Amnesty International warns against human rights breaches if L.T.C. bills are passed
Amnesty International has condemned Samoa’s proposal to create a fourth branch of Government, saying it undermines the rule of law, separation of powers and the right to a fair trial.
The global human rights advocacy group’s Pacific Researcher, Kate Schuetze, said Samoa’s reputation as a model country in the region with respect for human rights – including having the leading Ombudsman in the Pacific – is at stake should the proposed changes become law.
She said the suite of three bills tabled in Parliament in March would set the stage for malicious powers to threaten judicial independence, fair trials and worse.
“I am not suggesting this government has malicious intent but you have to make the best laws for when the worst government is in power,” Ms. Schuetze told the Samoa Observer.
“The reason you protect and uphold the independence of the judiciary is you don’t want a government or any individual to come along and erode that independence by going ‘I don’t like what that judge said, I don’t like his decision in this case, I am going to get rid of that person.’
“If you allow the powers to do that now it means that in the future every judicial officer has that hanging over their head when they decide a case.”
Three bills – the Land and Titles Bill, Constitution Amendment Bill and Judicature Bill were tabled in Parliament in March and have passed their first and second readings. They are now undergoing select committee hearings before a third reading is scheduled.
Among other changes, the bills include having the Judicial Services Commission rule on removing judges from office instead of the current system of requiring a two thirds majority vote in Parliament.
Ms. Schuetze said judges and lawyers must be independent, and that their independence is protected by the separation of powers: the division of authority amongst the executive (government), the legislative (Parliament) and the judiciary (the courts).
Without it, no one is guaranteed their right to a fair trial, which is a breach of a fundamental human right.
Though Samoa is a party to international conventions on human rights, this alone does not bind the country to upholding these obligations, Ms. Schuetze said, because of the universality of human rights.
“There is a United Nations (U.N.) Special Rapporteur on the independence of judges and lawyers,” she added.

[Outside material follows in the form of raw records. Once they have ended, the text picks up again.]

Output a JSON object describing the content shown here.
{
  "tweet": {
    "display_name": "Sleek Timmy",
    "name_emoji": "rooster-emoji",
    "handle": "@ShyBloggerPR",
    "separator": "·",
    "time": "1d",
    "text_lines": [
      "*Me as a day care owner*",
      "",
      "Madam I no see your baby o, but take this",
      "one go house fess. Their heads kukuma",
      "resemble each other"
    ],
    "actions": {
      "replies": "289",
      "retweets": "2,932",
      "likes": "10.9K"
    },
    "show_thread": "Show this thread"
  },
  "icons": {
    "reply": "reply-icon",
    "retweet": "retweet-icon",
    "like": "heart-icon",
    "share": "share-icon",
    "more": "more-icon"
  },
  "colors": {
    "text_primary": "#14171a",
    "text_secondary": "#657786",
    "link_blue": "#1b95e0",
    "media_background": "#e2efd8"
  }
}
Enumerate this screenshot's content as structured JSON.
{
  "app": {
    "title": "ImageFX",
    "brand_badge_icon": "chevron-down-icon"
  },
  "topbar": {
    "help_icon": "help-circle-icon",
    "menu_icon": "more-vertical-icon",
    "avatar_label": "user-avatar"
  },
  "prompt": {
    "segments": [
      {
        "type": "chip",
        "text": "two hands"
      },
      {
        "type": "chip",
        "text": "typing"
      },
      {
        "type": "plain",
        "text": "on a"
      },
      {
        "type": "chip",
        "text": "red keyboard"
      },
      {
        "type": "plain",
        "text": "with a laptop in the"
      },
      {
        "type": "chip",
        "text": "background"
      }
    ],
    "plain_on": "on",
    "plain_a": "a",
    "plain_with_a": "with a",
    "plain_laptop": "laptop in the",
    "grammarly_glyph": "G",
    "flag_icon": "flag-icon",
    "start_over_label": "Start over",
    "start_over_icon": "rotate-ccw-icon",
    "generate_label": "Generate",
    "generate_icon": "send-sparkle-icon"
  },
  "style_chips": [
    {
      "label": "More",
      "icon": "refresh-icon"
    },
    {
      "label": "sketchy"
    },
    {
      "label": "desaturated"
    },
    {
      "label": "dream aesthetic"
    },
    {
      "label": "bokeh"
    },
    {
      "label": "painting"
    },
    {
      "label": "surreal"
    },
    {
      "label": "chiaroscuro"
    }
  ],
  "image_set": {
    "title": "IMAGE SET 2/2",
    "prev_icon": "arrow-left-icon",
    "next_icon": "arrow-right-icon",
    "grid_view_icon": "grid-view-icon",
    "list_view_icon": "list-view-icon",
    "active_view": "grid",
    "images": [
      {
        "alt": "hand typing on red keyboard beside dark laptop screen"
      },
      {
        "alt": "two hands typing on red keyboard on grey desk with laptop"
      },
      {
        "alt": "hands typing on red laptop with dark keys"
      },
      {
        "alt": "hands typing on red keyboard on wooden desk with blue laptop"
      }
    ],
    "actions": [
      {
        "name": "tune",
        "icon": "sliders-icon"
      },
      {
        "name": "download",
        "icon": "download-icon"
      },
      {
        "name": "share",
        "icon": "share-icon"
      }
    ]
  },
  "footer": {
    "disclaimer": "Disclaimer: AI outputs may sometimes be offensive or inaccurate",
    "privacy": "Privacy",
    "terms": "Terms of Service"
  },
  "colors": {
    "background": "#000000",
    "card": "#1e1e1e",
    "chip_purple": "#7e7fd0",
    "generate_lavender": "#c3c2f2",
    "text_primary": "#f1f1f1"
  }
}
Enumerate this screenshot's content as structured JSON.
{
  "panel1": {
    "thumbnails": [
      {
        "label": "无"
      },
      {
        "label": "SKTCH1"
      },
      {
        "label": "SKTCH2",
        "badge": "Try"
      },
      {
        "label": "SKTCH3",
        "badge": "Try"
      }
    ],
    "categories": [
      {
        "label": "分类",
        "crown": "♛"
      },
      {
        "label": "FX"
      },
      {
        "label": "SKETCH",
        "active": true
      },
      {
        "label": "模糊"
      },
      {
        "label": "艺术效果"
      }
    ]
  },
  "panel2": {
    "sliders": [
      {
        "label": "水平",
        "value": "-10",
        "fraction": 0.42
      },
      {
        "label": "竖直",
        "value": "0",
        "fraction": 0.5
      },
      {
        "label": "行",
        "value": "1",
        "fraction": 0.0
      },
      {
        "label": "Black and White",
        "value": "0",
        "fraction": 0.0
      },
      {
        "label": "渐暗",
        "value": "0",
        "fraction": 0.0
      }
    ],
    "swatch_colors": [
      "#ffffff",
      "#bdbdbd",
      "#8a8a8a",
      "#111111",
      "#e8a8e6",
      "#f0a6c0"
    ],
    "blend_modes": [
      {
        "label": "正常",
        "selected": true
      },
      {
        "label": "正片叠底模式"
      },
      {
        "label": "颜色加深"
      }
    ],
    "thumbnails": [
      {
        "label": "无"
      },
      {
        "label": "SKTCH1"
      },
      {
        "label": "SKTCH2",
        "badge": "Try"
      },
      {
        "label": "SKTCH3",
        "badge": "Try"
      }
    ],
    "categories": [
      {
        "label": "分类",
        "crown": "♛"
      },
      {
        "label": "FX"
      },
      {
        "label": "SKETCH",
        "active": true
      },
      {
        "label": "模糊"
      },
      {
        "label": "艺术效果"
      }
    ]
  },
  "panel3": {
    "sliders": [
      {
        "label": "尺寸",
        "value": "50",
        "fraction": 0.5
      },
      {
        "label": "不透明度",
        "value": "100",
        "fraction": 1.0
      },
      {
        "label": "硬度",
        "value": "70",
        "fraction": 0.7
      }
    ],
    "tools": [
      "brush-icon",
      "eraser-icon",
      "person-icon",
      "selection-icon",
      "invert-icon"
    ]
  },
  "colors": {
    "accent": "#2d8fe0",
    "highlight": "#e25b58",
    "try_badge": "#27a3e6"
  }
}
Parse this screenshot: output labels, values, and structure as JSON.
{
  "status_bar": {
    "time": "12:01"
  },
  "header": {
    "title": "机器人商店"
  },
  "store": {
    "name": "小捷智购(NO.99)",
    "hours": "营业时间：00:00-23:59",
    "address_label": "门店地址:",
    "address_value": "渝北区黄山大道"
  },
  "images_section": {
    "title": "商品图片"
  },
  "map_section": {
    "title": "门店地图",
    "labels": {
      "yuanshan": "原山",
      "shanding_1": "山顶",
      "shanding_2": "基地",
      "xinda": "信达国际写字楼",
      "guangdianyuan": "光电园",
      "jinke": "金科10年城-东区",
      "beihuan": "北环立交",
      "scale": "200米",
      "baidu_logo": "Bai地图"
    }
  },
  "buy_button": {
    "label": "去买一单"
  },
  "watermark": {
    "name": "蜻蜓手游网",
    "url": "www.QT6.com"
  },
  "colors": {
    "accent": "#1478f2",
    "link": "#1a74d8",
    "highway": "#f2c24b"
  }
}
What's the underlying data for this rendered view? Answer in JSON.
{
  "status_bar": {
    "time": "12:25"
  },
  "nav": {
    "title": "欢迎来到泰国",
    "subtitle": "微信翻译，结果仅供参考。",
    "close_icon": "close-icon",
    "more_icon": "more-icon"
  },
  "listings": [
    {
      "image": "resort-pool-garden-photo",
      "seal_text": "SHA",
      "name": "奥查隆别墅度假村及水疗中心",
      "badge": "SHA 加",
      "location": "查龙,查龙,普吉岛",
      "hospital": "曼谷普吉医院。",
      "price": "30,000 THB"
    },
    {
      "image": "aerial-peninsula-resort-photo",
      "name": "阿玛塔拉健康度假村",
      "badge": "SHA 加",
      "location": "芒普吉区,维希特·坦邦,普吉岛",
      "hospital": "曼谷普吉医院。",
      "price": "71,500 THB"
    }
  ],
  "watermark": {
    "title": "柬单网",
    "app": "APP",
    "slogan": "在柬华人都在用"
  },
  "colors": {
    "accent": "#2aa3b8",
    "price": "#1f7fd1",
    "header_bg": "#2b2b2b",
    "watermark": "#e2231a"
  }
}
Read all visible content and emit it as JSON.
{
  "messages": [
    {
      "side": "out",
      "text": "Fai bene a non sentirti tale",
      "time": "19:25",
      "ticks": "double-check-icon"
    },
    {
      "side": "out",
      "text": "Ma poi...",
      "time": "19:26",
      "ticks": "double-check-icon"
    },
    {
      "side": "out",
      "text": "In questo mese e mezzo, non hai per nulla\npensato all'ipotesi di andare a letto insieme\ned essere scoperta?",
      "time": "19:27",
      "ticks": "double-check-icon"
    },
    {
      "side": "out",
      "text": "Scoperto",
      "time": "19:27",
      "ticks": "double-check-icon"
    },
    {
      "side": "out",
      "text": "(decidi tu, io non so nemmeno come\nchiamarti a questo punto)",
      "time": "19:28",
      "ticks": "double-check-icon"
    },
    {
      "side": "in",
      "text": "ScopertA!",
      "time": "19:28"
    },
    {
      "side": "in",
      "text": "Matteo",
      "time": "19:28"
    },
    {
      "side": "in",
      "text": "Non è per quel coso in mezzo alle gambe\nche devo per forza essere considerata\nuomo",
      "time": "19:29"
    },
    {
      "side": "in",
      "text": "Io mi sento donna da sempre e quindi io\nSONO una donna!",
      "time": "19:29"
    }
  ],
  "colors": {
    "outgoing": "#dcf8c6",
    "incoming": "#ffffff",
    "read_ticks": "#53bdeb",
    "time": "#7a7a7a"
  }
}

“If Samoa is very confident that the laws are consistent with international human rights law they would not be afraid to invite the special rapporteur to visit and comment on those issues and ensure those rights are protected and upheld.”
The current Special Rapporteur is Peruvian Judge, Diego Garcia-Sayan, who was President of the Inter-American Court of Human Rights for two terms, and was the Minister of Justice during the democratic transition in Peru.”
The bills would also remove the right of appeal to the Supreme Court from the Land and Titles Court (L.T.C.) and instead form a court of appeal and court of final review for L.T.C. appellants.
This would drastically undermine human rights as enshrined in international human rights law, but also in Samoa’s Constitution, Ms. Schuetze told the Samoa Observer.
“Every state has obligations to uphold the right to a fair trial and that is a system that protects innocent people from going to jail, which is a very serious human rights violation,” she said.
“When you have two separate court systems it is very hard to ensure that there is equality before the law because you are separating those jurisdictions and the outcomes someone might get in one jurisdiction is different to another.”
The bills have been drafted for several reasons but chief among them is a desire by the Government to give more weight to custom in the courts, which Prime Minister Tuilaepa Dr. Sailele Malielegaoi said have been underprivileged in favour of ‘palagi’ individual rights.
Ms. Schuetze said claiming individual rights are not Samoan is offensive to the very people the statement hopes to protect.
“Human rights are so universal and interconnected that that it’s offensive to Samoans to say these human rights were imposed on us by outsiders; they are not a core part of our beliefs.
“Samoa’s Constitution was made under a U.N. mandated vote and it had a lot of local support at the time it was passed.”
But regardless, human rights laws have to trump custom where customary law discriminates or harms an individual, because unfortunately customary laws can and do harm individuals.
“The reality is that where custom undermines human rights under international law the Government has an obligation on them to reform those customs.
“Certainly if Samoa passes these laws there could be further international scrutiny and there is a range of mechanisms through the U.N. which would trigger investigations or it could trigger communications with the Samoan government asking them to explain the laws that are being considered here.
“Samoa has been touted as what a Pacific island nation should be in terms of maintaining judicial independence, the rule of law and the separation of powers. They lose a lot of that credibility and standing on the international stage, and its ability to influence and engage from the moral high ground when it is conducting its relationships with other Pacific islands as well.”